WORK TO COMPLETE:
Restate the records below exactly. Pictures are not part of the copy.

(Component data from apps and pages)
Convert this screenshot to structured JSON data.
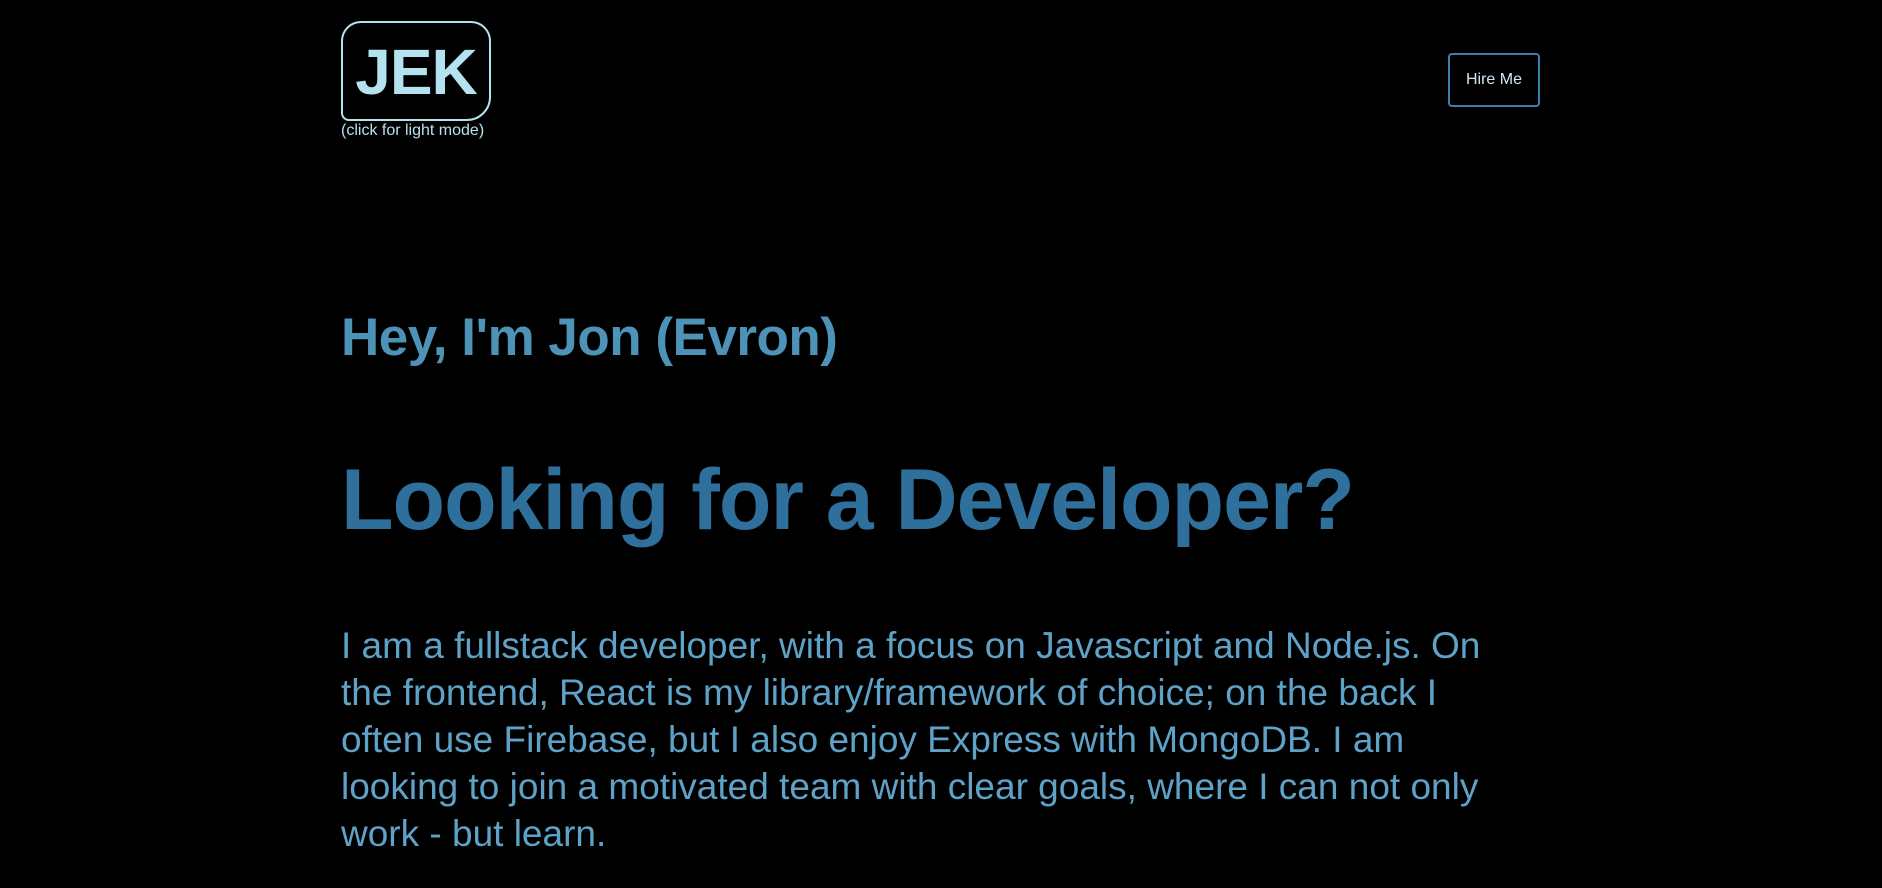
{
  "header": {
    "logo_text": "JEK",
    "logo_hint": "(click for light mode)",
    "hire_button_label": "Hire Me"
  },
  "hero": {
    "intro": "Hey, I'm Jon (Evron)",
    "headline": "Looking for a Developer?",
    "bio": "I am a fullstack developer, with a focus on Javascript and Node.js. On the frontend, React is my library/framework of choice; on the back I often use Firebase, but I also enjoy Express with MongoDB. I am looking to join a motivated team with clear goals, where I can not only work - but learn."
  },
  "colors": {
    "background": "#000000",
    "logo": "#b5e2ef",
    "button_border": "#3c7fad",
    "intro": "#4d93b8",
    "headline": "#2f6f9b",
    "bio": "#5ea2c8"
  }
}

FINISHED TASK:
Convert this screenshot to structured JSON data.
{
  "header": {
    "logo_text": "JEK",
    "logo_hint": "(click for light mode)",
    "hire_button_label": "Hire Me"
  },
  "hero": {
    "intro": "Hey, I'm Jon (Evron)",
    "headline": "Looking for a Developer?",
    "bio": "I am a fullstack developer, with a focus on Javascript and Node.js. On the frontend, React is my library/framework of choice; on the back I often use Firebase, but I also enjoy Express with MongoDB. I am looking to join a motivated team with clear goals, where I can not only work - but learn."
  },
  "colors": {
    "background": "#000000",
    "logo": "#b5e2ef",
    "button_border": "#3c7fad",
    "intro": "#4d93b8",
    "headline": "#2f6f9b",
    "bio": "#5ea2c8"
  }
}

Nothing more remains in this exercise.